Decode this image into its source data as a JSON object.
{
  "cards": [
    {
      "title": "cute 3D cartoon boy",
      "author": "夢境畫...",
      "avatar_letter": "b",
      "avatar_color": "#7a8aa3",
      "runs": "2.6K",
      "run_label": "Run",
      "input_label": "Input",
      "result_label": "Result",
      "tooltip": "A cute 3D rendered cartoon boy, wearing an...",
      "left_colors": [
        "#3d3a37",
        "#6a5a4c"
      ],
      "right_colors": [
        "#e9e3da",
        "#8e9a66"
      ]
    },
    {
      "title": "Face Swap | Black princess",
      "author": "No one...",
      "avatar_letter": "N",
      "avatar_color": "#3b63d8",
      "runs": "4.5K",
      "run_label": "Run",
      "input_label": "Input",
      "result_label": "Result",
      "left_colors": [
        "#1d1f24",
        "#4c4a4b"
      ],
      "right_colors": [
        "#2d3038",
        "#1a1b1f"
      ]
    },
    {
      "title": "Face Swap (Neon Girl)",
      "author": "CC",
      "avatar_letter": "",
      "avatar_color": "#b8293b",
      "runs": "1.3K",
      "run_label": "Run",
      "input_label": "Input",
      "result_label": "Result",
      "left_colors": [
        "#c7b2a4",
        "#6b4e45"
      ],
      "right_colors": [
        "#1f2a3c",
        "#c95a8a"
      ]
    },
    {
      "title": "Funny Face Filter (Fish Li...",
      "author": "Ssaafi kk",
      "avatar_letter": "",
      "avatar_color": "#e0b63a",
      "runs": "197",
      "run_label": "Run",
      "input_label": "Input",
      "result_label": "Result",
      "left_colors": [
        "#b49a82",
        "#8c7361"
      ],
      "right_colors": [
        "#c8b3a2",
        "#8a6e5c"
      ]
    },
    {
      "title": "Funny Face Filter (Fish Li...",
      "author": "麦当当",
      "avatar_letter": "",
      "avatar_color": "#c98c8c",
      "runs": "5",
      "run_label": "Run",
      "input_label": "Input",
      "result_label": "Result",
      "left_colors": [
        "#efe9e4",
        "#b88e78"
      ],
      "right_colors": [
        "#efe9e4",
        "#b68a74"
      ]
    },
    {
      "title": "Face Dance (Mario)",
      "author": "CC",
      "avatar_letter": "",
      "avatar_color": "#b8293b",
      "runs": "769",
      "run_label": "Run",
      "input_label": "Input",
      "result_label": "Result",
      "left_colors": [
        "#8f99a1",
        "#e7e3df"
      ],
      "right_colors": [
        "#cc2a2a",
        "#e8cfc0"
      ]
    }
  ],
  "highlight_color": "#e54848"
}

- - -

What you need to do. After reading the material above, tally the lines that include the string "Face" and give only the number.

Answer to this problem. 5